Harold and Maude may not have appealed to audiences when it was first released in 1971 but it has since become a cult classic held close to the heart of many film lovers. The strange yet simple tale follows the ultimate odd couple: Harold, a young man obsessed with death, and 79 year old Maude, an eccentric with a lust for life. These two apparent opposites fuse a tender and beautiful friendship which forms the glittering heart of this film that explores themes of alienation and existentialism.
Harold is an awkward young man who drives a hearse, stages mock suicides and attends funerals for amusement. His mother does not seem to understand him, nor make much of an effort to, being concerned mainly with surface appearances and the façade of normalcy. She attempts to set him up on blind dates and strives to ignore him. Harold’s life is fairly sombre and without meaning until he spots Maude at a funeral he has crashed. When he sees her at yet another funeral, Maude takes the opportunity to introduce herself and sows the first seeds of their friendship.
The performances in the film are fairly simple, yet engaging. Although he was rarely cast as a leading man in subsequent films, Bud Cort delivers a fantastic performance as Harold, drawing both laughs and compassion from his audience. The story is at once touching and darkly humourous as viewers are simultaneously presented with seemingly opposite views of life, the dark and the beautiful. For instance, while Harold enjoys watching cars being destroyed in a junk yard, Maude revels in nature and has no qualms with liberating trees from public property. Harold’s obsession with death and oblivion seem to stem from the fact that he has no stake in this world, and feels no personal connection to anyone around him. Maude is able to curtail Harold’s obsession for destruction by showing him the beauty of nature and the fulfillment life can offer when lived with vitality.

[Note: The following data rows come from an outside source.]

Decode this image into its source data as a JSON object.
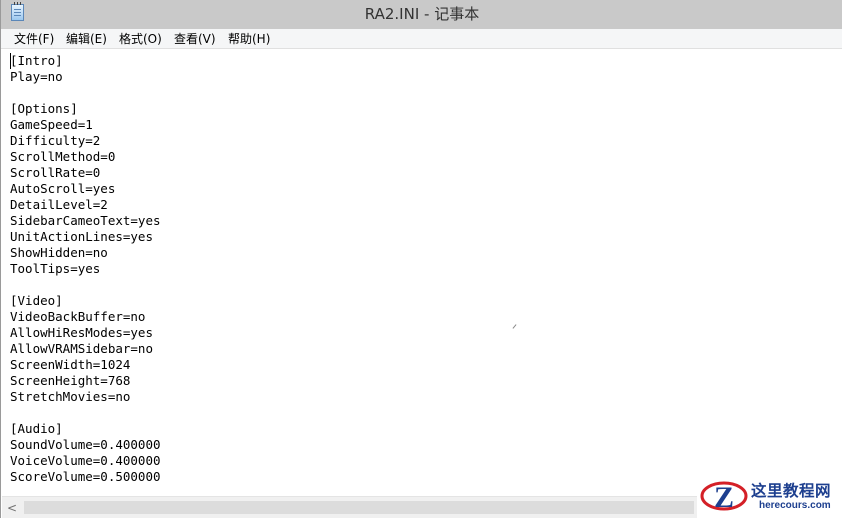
{
  "window": {
    "title": "RA2.INI - 记事本"
  },
  "menubar": {
    "items": [
      {
        "label": "文件(F)"
      },
      {
        "label": "编辑(E)"
      },
      {
        "label": "格式(O)"
      },
      {
        "label": "查看(V)"
      },
      {
        "label": "帮助(H)"
      }
    ]
  },
  "editor": {
    "content": "[Intro]\nPlay=no\n\n[Options]\nGameSpeed=1\nDifficulty=2\nScrollMethod=0\nScrollRate=0\nAutoScroll=yes\nDetailLevel=2\nSidebarCameoText=yes\nUnitActionLines=yes\nShowHidden=no\nToolTips=yes\n\n[Video]\nVideoBackBuffer=no\nAllowHiResModes=yes\nAllowVRAMSidebar=no\nScreenWidth=1024\nScreenHeight=768\nStretchMovies=no\n\n[Audio]\nSoundVolume=0.400000\nVoiceVolume=0.400000\nScoreVolume=0.500000"
  },
  "scrollbar": {
    "left_arrow": "<"
  },
  "watermark": {
    "cn_text": "这里教程网",
    "en_text": "herecours.com",
    "logo_letter": "Z"
  },
  "colors": {
    "titlebar": "#c9c9c9",
    "menubar": "#f5f6f7",
    "text": "#000000",
    "watermark_blue": "#1d3f8f",
    "watermark_red": "#d42027"
  },
  "icons": {
    "app": "notepad-icon",
    "logo": "z-logo-icon"
  }
}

This being said the film carries with it a very existentialist perspective. Maude constantly reminds Harold that all in life is transitory, enjoy it while you can, but never trick yourself into thinking that you have true ownership of anything in this realm. Not much is revealed about Maude’s past in the film other than her recollections of being involved in social protests and the fleeting glance Harold and the audience is able to catch of a Auschwitz ID number tattooed on her forearm. Maude clearly has a history and allows Harold to see that if he is willing he can create a meaningful future.
If you have yet to see this American film classic, I suggest you correct that unfortunate condition!